some requirements for justice too. It has to be procedurally impartial and
equitable. For instance, justice must be meted out as quickly as possible since
justice delayed is justice denied. It creates space for vengeful acts to be the
only route open for retribution. The process of justice must be neutral and not
prejudiced in any sense. It should be based on evidence and its interpretation
logical. Punishment can be violent too in extreme cases, such as capital punishment.
However, these are usually the rarest of rare cases. Such forms of justice are
contested, and many societies reject these measures. Other kinds of violent
punishments are supposed to be inhuman, such as lashing with a cane, or cutting
off one’s hand. Punishment is supposed to shame and also serve as a deterrent
against future violent deeds. It demeans the perpetrator in the eyes of
society. Swift vengeance, on the other hand, puts the perpetrator of violence
on a high pedestal, since the avenger mimics the offensive act as something
desirable, even useful, in serving a purpose.
recent events in India serve to illustrate the arguments made against revenge.
The first is the case of the demolition of the Babri Masjid in 1992 and the
consequences that followed. It was an act of revenge against Babur for
supposedly having demolished a Hindu temple to build a mosque many centuries
ago. In mimicking that very act, Hindu fundamentalists have glorified the act
of demolition of religious structures not belonging to one’s faith. Not only
that, it has opened the way for retaliation and the spiralling of communal
violence. If one takes the final word of justice that was administered through
the legitimate legal process, the conclusions arrived at by the judges have
left many questions unanswered. According to the legal interpretation, the
demolition was unlawful. Yet the perpetrators of the unlawful act were granted
what they wanted from that action. An act of revenge, even with a hint of
social approval, can be a lethal social toxin. It can exacerbate festering
example is the Citizenship (Amendment) Act brought by the National Democratic
Alliance government. The act of seeking help by some specific refugees has been
interpreted as an act of aggression by the Indian State. Hence the law’s
attempt to seek legal counter-aggression to turn them out. However, if turning
out is impossible because no neighbouring country might accept the refugees (or
infiltrators as they are referred to) as citizens, they will be detained and
denied their citizenship rights. This is a clear case where it is not just
tit-for-tat so that an intruder is pushed out. Rather, it is an instance where
retribution goes one step further than the original violation. Since the action
is based on a law, it carries political legitimacy.
case is at the individual level; the gang rape and subsequent burning of the
young lady in Hyderabad. It was followed by the arm of the law rounding up four
persons who had allegedly committed the crime. They were purportedly trying to
escape from the police and hence shot and killed in an encounter. This incident
was followed by enormous celebration by ordinary people and by the relatives of
the girl for the swift execution of justice. The rule of law suggests that the
perpetrators of the heinous crime of rape and murder should have been tried in
court.

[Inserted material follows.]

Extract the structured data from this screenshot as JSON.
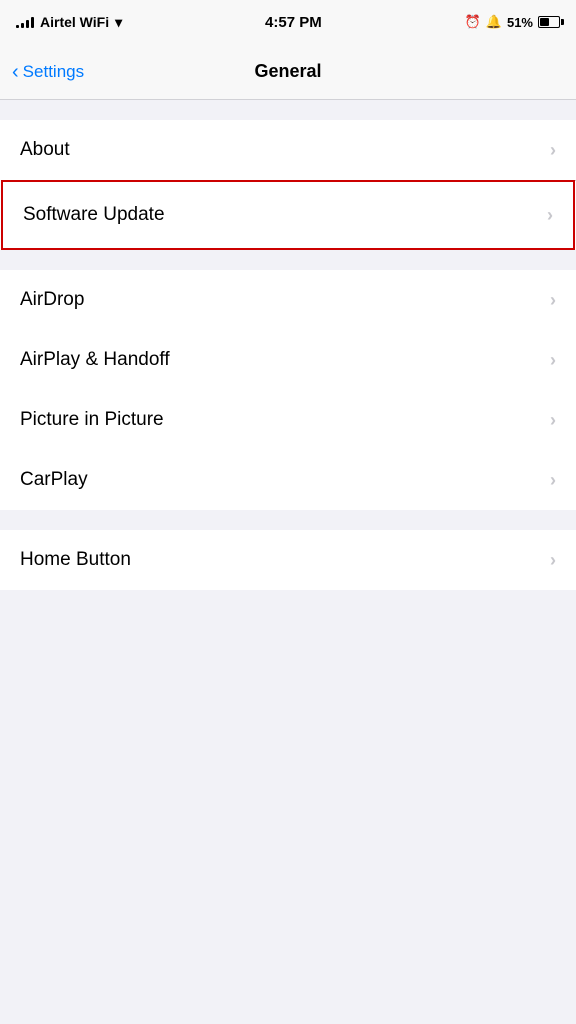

If killing was indeed the best punishment to square up for the original
violence, then each criminal ought to have been shot and killed twice, since
they committed at least two crimes; rape and murder. In this instance, justice
was not brought about through legal procedures. It represents a surrogate act
of revenge, where the police acted on behalf of the relatives of the victim.
The original act of murder received social approval by celebrating an
equivalent killing without due process of law.
What is of
ultimate concern is the fact that higher the frequency of such acts of hatred
and vengeance, lesser the likelihood of suffering being reduced in the future.
In building a new India, the divisions along religion, gender, caste and
economic class will lay the foundation of a violent, vicious and vindictive
society with a strong propensity for revenge. It can easily erode the rule of
law and damage a citizen’s sense of belonging.
Sinha is former professor of Economics, IIM Calcutta
Headline: A nation scarred
Source: The Telegraph India